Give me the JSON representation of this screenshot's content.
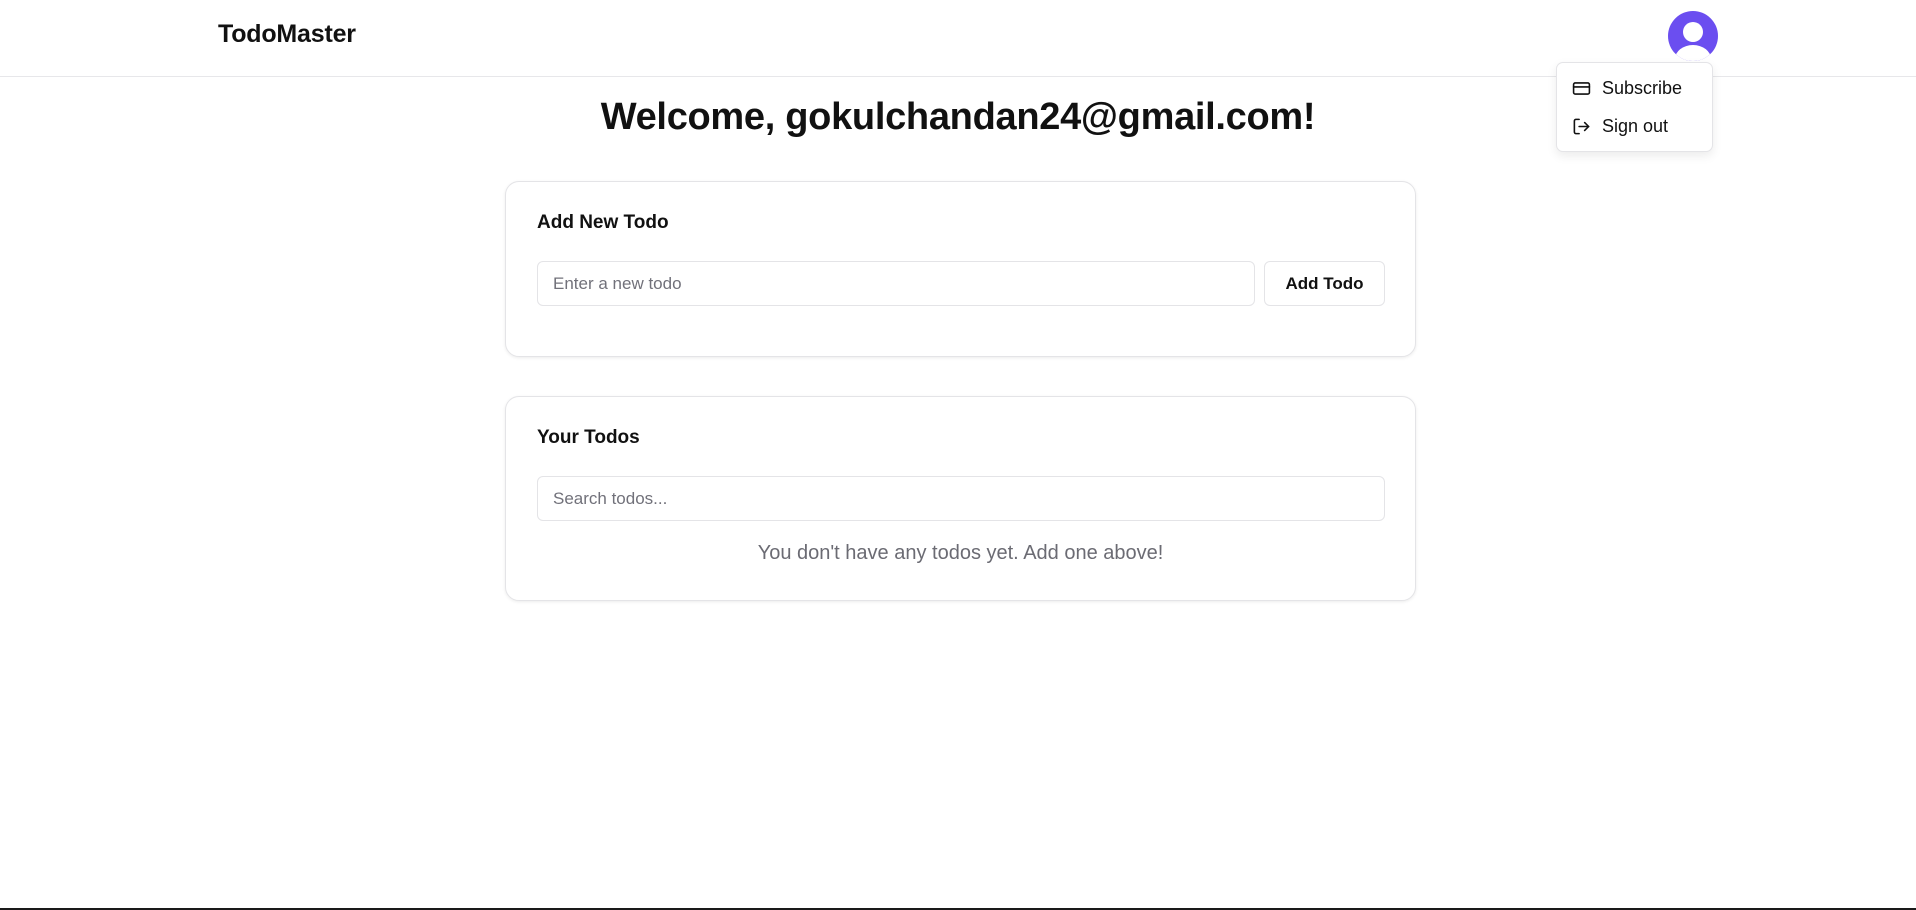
{
  "app": {
    "brand": "TodoMaster",
    "accent_color": "#6b4ef0"
  },
  "header": {
    "avatar_icon": "user-avatar-icon"
  },
  "user_menu": {
    "items": [
      {
        "label": "Subscribe",
        "icon": "credit-card-icon"
      },
      {
        "label": "Sign out",
        "icon": "log-out-icon"
      }
    ]
  },
  "welcome": {
    "text": "Welcome, gokulchandan24@gmail.com!"
  },
  "add_todo": {
    "title": "Add New Todo",
    "input_value": "",
    "input_placeholder": "Enter a new todo",
    "button_label": "Add Todo"
  },
  "todo_list": {
    "title": "Your Todos",
    "search_value": "",
    "search_placeholder": "Search todos...",
    "empty_message": "You don't have any todos yet. Add one above!",
    "items": []
  }
}
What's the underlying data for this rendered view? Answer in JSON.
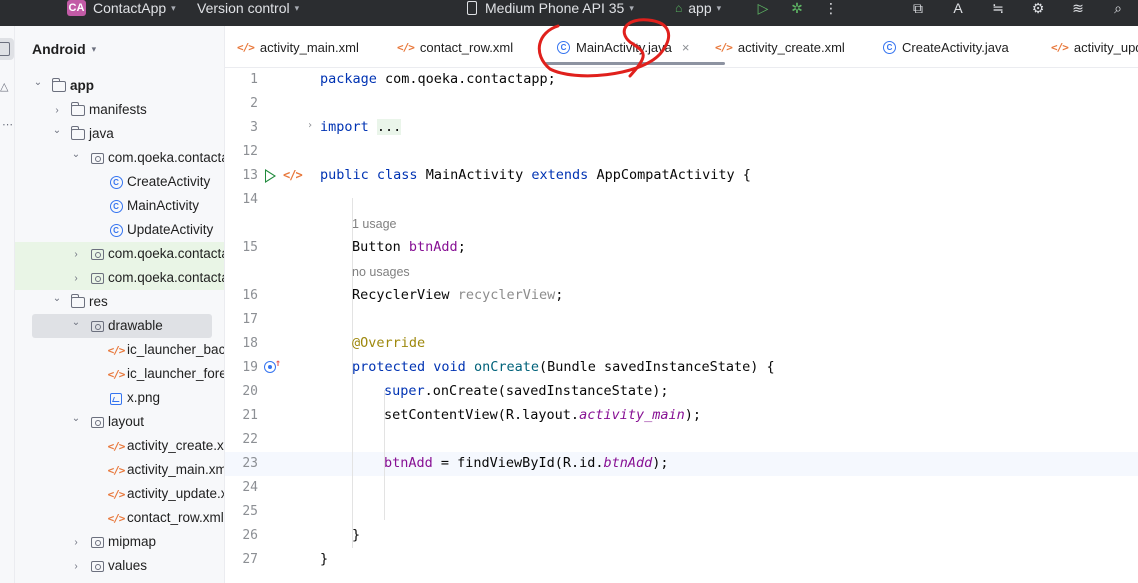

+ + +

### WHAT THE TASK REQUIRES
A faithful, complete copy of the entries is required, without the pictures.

### ANSWER TO THIS TASK
Give me the JSON representation of this screenshot's content.
{
  "app": {
    "brand": "TodoMaster",
    "accent_color": "#6b4ef0"
  },
  "header": {
    "avatar_icon": "user-avatar-icon"
  },
  "user_menu": {
    "items": [
      {
        "label": "Subscribe",
        "icon": "credit-card-icon"
      },
      {
        "label": "Sign out",
        "icon": "log-out-icon"
      }
    ]
  },
  "welcome": {
    "text": "Welcome, gokulchandan24@gmail.com!"
  },
  "add_todo": {
    "title": "Add New Todo",
    "input_value": "",
    "input_placeholder": "Enter a new todo",
    "button_label": "Add Todo"
  },
  "todo_list": {
    "title": "Your Todos",
    "search_value": "",
    "search_placeholder": "Search todos...",
    "empty_message": "You don't have any todos yet. Add one above!",
    "items": []
  }
}
What's the underlying data for this rendered view? Answer in JSON.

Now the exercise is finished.